[Stored items from a collection]

^^^^^^^^^^^^^^^^

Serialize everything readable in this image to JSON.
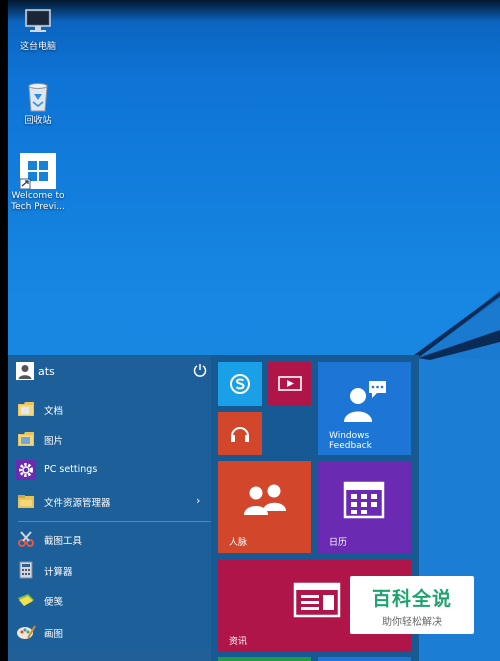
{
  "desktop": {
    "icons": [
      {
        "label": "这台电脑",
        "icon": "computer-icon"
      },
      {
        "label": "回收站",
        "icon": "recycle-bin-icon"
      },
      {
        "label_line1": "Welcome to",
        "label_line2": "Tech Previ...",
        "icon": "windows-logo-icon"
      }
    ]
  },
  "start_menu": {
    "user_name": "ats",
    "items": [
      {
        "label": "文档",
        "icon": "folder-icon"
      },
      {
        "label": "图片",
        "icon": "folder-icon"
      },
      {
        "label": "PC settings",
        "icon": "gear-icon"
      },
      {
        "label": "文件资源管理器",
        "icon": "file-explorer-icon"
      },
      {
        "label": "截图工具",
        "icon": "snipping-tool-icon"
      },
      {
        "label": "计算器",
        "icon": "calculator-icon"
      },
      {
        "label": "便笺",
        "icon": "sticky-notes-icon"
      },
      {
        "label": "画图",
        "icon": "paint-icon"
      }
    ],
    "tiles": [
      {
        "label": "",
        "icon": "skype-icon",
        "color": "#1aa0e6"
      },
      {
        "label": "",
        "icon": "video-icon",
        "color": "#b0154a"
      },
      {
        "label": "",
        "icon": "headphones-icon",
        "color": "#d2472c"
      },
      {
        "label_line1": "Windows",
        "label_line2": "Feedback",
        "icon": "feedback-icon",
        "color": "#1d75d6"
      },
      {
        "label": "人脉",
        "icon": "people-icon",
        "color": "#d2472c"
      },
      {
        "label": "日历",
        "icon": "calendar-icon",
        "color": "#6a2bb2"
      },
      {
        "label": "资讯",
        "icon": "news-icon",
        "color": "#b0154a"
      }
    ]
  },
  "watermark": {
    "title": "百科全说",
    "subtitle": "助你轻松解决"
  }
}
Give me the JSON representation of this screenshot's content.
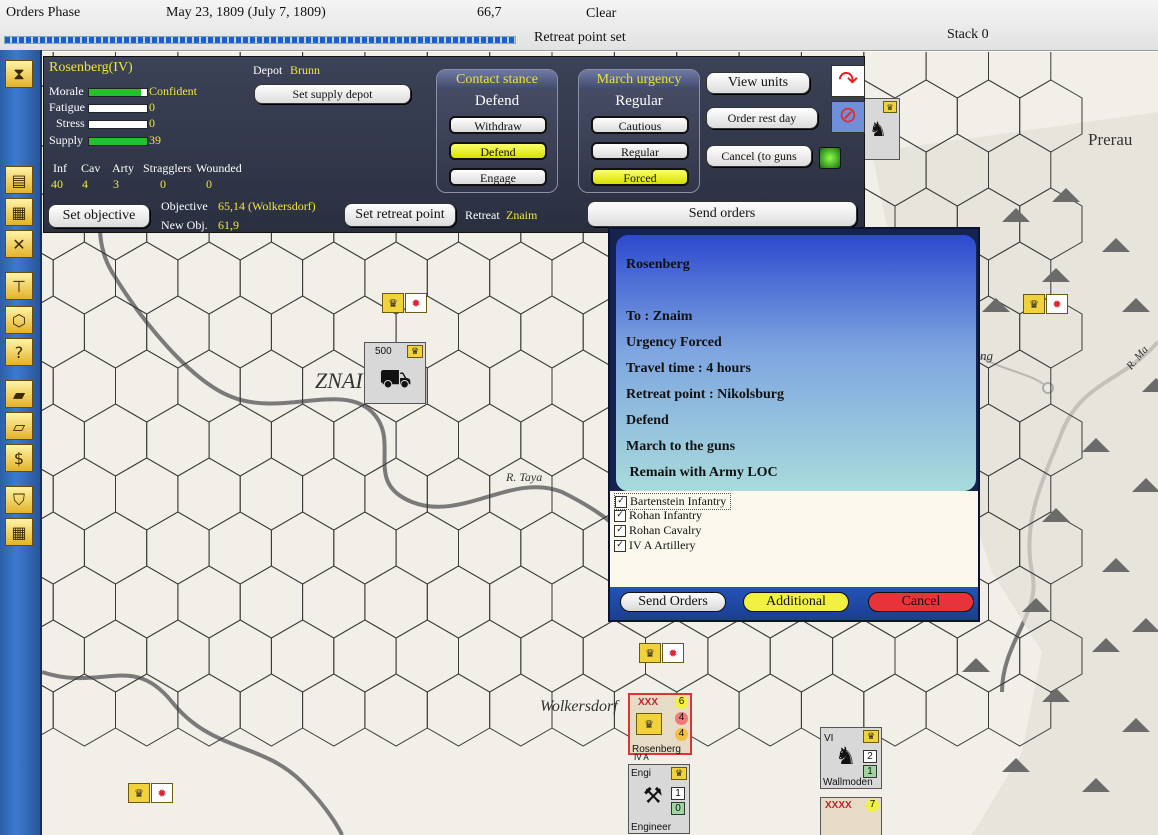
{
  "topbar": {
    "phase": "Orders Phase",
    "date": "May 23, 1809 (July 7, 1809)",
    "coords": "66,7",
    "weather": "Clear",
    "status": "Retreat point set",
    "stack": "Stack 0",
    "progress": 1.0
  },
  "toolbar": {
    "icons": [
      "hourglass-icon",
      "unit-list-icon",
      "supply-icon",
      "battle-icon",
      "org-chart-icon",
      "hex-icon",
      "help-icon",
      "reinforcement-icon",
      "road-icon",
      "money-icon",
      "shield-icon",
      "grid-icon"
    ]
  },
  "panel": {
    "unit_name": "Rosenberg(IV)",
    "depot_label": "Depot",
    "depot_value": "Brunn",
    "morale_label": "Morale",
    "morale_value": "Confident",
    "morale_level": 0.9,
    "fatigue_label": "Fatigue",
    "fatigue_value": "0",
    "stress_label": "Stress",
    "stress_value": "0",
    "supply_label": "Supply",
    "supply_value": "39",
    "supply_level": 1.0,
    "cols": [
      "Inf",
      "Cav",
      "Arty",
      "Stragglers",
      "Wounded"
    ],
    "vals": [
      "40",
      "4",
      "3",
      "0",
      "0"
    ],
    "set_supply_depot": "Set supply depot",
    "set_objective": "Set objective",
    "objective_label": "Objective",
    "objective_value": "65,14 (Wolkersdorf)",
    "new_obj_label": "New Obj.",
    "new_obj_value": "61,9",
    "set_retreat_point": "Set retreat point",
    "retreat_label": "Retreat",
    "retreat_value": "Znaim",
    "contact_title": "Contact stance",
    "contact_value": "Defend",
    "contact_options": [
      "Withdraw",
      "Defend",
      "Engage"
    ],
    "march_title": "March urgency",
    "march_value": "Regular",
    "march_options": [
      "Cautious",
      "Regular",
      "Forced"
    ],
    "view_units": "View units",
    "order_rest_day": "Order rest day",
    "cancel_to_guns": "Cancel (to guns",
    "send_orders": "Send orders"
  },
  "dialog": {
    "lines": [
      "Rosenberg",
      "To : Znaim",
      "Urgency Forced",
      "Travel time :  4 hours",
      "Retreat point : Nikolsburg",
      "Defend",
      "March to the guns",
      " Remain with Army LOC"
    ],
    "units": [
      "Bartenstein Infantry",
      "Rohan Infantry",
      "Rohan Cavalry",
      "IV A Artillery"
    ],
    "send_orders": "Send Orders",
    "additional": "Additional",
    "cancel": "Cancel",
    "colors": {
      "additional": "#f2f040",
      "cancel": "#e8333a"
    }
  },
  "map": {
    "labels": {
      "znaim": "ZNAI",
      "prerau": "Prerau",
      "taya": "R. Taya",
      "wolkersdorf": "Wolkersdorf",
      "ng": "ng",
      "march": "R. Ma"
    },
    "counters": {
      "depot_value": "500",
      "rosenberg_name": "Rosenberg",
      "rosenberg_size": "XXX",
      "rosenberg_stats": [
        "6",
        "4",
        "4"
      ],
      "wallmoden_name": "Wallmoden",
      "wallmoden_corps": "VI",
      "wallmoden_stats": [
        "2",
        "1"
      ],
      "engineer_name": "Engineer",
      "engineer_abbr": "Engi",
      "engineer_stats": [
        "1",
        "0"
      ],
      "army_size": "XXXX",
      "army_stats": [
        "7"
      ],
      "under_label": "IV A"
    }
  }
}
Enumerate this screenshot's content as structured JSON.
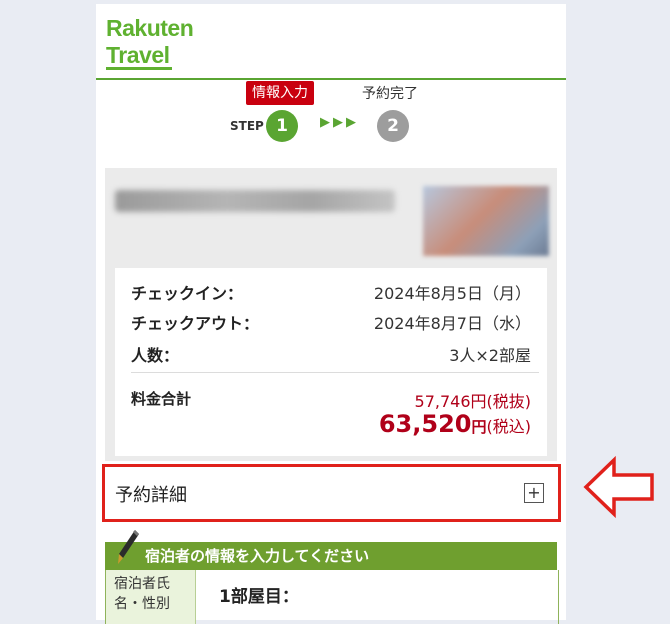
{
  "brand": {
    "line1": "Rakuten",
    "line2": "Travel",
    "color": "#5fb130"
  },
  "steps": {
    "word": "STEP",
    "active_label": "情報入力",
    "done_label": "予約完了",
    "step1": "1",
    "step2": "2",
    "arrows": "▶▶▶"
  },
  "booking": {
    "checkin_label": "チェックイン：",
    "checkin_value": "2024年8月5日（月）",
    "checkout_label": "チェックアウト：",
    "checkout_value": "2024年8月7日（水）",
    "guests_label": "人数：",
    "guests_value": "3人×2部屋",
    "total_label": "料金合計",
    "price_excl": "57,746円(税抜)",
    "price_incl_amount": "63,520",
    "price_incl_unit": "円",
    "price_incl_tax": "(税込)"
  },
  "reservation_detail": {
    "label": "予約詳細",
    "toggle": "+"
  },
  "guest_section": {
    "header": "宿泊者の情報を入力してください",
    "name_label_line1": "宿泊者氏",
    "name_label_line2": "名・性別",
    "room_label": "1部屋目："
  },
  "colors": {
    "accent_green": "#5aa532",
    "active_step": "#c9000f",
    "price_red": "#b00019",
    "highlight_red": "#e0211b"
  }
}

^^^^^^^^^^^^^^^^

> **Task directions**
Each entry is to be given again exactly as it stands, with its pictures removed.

> **Reply to the task**
Serialize everything readable in this image to JSON.
{
  "desktop": {
    "icons": [
      {
        "label": "这台电脑",
        "icon": "computer-icon"
      },
      {
        "label": "回收站",
        "icon": "recycle-bin-icon"
      },
      {
        "label_line1": "Welcome to",
        "label_line2": "Tech Previ...",
        "icon": "windows-logo-icon"
      }
    ]
  },
  "start_menu": {
    "user_name": "ats",
    "items": [
      {
        "label": "文档",
        "icon": "folder-icon"
      },
      {
        "label": "图片",
        "icon": "folder-icon"
      },
      {
        "label": "PC settings",
        "icon": "gear-icon"
      },
      {
        "label": "文件资源管理器",
        "icon": "file-explorer-icon"
      },
      {
        "label": "截图工具",
        "icon": "snipping-tool-icon"
      },
      {
        "label": "计算器",
        "icon": "calculator-icon"
      },
      {
        "label": "便笺",
        "icon": "sticky-notes-icon"
      },
      {
        "label": "画图",
        "icon": "paint-icon"
      }
    ],
    "tiles": [
      {
        "label": "",
        "icon": "skype-icon",
        "color": "#1aa0e6"
      },
      {
        "label": "",
        "icon": "video-icon",
        "color": "#b0154a"
      },
      {
        "label": "",
        "icon": "headphones-icon",
        "color": "#d2472c"
      },
      {
        "label_line1": "Windows",
        "label_line2": "Feedback",
        "icon": "feedback-icon",
        "color": "#1d75d6"
      },
      {
        "label": "人脉",
        "icon": "people-icon",
        "color": "#d2472c"
      },
      {
        "label": "日历",
        "icon": "calendar-icon",
        "color": "#6a2bb2"
      },
      {
        "label": "资讯",
        "icon": "news-icon",
        "color": "#b0154a"
      }
    ]
  },
  "watermark": {
    "title": "百科全说",
    "subtitle": "助你轻松解决"
  }
}
Give me the JSON representation of this screenshot's content.
{
  "topbar": {
    "phase": "Orders Phase",
    "date": "May 23, 1809 (July 7, 1809)",
    "coords": "66,7",
    "weather": "Clear",
    "status": "Retreat point set",
    "stack": "Stack 0",
    "progress": 1.0
  },
  "toolbar": {
    "icons": [
      "hourglass-icon",
      "unit-list-icon",
      "supply-icon",
      "battle-icon",
      "org-chart-icon",
      "hex-icon",
      "help-icon",
      "reinforcement-icon",
      "road-icon",
      "money-icon",
      "shield-icon",
      "grid-icon"
    ]
  },
  "panel": {
    "unit_name": "Rosenberg(IV)",
    "depot_label": "Depot",
    "depot_value": "Brunn",
    "morale_label": "Morale",
    "morale_value": "Confident",
    "morale_level": 0.9,
    "fatigue_label": "Fatigue",
    "fatigue_value": "0",
    "stress_label": "Stress",
    "stress_value": "0",
    "supply_label": "Supply",
    "supply_value": "39",
    "supply_level": 1.0,
    "cols": [
      "Inf",
      "Cav",
      "Arty",
      "Stragglers",
      "Wounded"
    ],
    "vals": [
      "40",
      "4",
      "3",
      "0",
      "0"
    ],
    "set_supply_depot": "Set supply depot",
    "set_objective": "Set objective",
    "objective_label": "Objective",
    "objective_value": "65,14 (Wolkersdorf)",
    "new_obj_label": "New Obj.",
    "new_obj_value": "61,9",
    "set_retreat_point": "Set retreat point",
    "retreat_label": "Retreat",
    "retreat_value": "Znaim",
    "contact_title": "Contact stance",
    "contact_value": "Defend",
    "contact_options": [
      "Withdraw",
      "Defend",
      "Engage"
    ],
    "march_title": "March urgency",
    "march_value": "Regular",
    "march_options": [
      "Cautious",
      "Regular",
      "Forced"
    ],
    "view_units": "View units",
    "order_rest_day": "Order rest day",
    "cancel_to_guns": "Cancel (to guns",
    "send_orders": "Send orders"
  },
  "dialog": {
    "lines": [
      "Rosenberg",
      "To : Znaim",
      "Urgency Forced",
      "Travel time :  4 hours",
      "Retreat point : Nikolsburg",
      "Defend",
      "March to the guns",
      " Remain with Army LOC"
    ],
    "units": [
      "Bartenstein Infantry",
      "Rohan Infantry",
      "Rohan Cavalry",
      "IV A Artillery"
    ],
    "send_orders": "Send Orders",
    "additional": "Additional",
    "cancel": "Cancel",
    "colors": {
      "additional": "#f2f040",
      "cancel": "#e8333a"
    }
  },
  "map": {
    "labels": {
      "znaim": "ZNAI",
      "prerau": "Prerau",
      "taya": "R. Taya",
      "wolkersdorf": "Wolkersdorf",
      "ng": "ng",
      "march": "R. Ma"
    },
    "counters": {
      "depot_value": "500",
      "rosenberg_name": "Rosenberg",
      "rosenberg_size": "XXX",
      "rosenberg_stats": [
        "6",
        "4",
        "4"
      ],
      "wallmoden_name": "Wallmoden",
      "wallmoden_corps": "VI",
      "wallmoden_stats": [
        "2",
        "1"
      ],
      "engineer_name": "Engineer",
      "engineer_abbr": "Engi",
      "engineer_stats": [
        "1",
        "0"
      ],
      "army_size": "XXXX",
      "army_stats": [
        "7"
      ],
      "under_label": "IV A"
    }
  }
}
Enumerate this screenshot's content as structured JSON.
{
  "brand": {
    "line1": "Rakuten",
    "line2": "Travel",
    "color": "#5fb130"
  },
  "steps": {
    "word": "STEP",
    "active_label": "情報入力",
    "done_label": "予約完了",
    "step1": "1",
    "step2": "2",
    "arrows": "▶▶▶"
  },
  "booking": {
    "checkin_label": "チェックイン：",
    "checkin_value": "2024年8月5日（月）",
    "checkout_label": "チェックアウト：",
    "checkout_value": "2024年8月7日（水）",
    "guests_label": "人数：",
    "guests_value": "3人×2部屋",
    "total_label": "料金合計",
    "price_excl": "57,746円(税抜)",
    "price_incl_amount": "63,520",
    "price_incl_unit": "円",
    "price_incl_tax": "(税込)"
  },
  "reservation_detail": {
    "label": "予約詳細",
    "toggle": "+"
  },
  "guest_section": {
    "header": "宿泊者の情報を入力してください",
    "name_label_line1": "宿泊者氏",
    "name_label_line2": "名・性別",
    "room_label": "1部屋目："
  },
  "colors": {
    "accent_green": "#5aa532",
    "active_step": "#c9000f",
    "price_red": "#b00019",
    "highlight_red": "#e0211b"
  }
}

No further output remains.